Unlike other options, which may liquidate assets to pay off your debts, you create a plan through a Chapter 13 bankruptcy to pay back certain debts over a three-year or five-year period. As such, you may benefit by understanding how the repayment plan works.
Creating the plan
According to the U.S. Courts, you must file a proposed repayment plan when filing for Chapter 13 bankruptcy. You may submit your plan with your petition or within 14 days of your filing. The plan should dictate regular payments of fixed amounts that you will make to your trustee over the plan period and specify the terms for repaying each of your creditors in full or an agreed-upon lesser amount.
You may have claims that classify as a priority, secured and unsecured. The terms of your Chapter 13 repayment plan should provide for full repayment of your priority claims. Such debts may include taxes, the bankruptcy proceeding expenses or other claims granted priority status under the bankruptcy law.

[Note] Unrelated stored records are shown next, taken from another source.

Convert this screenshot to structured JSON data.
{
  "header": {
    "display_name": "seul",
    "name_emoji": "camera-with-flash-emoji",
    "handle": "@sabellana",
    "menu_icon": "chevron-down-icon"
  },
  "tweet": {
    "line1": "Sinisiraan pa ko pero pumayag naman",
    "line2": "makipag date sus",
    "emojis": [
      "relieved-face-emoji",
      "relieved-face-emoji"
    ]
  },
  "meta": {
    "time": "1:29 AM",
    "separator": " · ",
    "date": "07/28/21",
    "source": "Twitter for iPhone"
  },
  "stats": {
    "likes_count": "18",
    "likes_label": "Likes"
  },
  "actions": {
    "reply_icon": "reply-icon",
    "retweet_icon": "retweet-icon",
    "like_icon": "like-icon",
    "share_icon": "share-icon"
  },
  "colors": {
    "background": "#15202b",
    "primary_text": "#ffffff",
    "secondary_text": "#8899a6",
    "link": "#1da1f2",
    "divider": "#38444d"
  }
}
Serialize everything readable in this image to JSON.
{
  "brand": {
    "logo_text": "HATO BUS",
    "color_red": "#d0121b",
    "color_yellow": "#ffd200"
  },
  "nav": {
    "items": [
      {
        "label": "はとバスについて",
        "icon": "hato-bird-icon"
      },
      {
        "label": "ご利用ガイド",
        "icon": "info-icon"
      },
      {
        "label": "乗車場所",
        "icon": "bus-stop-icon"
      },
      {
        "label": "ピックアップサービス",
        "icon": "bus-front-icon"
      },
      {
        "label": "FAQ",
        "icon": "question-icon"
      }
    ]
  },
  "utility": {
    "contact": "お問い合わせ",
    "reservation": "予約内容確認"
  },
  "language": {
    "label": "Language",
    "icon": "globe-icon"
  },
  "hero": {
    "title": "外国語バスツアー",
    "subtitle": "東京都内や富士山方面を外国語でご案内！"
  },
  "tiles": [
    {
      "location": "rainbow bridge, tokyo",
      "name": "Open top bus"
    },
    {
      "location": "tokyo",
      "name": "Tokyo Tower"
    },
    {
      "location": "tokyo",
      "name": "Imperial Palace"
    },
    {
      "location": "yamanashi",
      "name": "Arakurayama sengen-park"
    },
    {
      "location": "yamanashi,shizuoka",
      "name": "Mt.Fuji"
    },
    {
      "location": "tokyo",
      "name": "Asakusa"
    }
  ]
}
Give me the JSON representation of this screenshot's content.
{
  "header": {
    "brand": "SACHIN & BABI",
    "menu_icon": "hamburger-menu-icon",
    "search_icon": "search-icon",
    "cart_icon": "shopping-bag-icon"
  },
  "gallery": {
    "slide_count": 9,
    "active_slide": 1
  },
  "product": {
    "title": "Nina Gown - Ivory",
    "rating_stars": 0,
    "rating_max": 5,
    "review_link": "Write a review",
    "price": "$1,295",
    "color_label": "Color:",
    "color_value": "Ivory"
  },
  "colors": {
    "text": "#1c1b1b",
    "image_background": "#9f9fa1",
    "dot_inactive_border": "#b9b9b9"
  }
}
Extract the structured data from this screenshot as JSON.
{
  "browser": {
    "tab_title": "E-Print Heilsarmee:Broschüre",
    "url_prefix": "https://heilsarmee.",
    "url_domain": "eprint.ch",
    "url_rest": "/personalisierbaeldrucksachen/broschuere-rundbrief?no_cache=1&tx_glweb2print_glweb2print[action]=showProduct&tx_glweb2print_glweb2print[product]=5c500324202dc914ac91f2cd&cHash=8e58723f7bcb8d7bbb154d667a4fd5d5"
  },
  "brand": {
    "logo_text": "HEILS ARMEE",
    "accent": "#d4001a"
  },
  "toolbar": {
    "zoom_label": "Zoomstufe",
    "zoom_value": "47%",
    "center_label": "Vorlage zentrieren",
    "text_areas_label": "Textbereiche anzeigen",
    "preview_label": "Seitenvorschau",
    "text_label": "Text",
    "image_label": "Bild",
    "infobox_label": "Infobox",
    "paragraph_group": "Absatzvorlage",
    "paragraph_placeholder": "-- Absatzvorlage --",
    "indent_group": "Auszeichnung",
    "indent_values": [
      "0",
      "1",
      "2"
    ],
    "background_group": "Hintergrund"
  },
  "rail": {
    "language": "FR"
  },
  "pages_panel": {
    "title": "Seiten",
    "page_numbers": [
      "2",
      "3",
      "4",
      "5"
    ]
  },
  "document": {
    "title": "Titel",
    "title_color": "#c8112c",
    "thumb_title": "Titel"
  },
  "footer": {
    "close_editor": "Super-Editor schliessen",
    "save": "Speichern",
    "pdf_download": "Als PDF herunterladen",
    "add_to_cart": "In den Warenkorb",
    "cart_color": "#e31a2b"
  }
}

Tied to collateral, you must include plans to repay your secured claims if you want to keep the securing property. In the case of collateral such as homes or vehicles, you may continue to make the necessary payments over the original schedule. If you have arrearages, though, you must make those up through your plan. Provided you account for all your disposable income over the plan period, you may not have to repay your unsecured claims.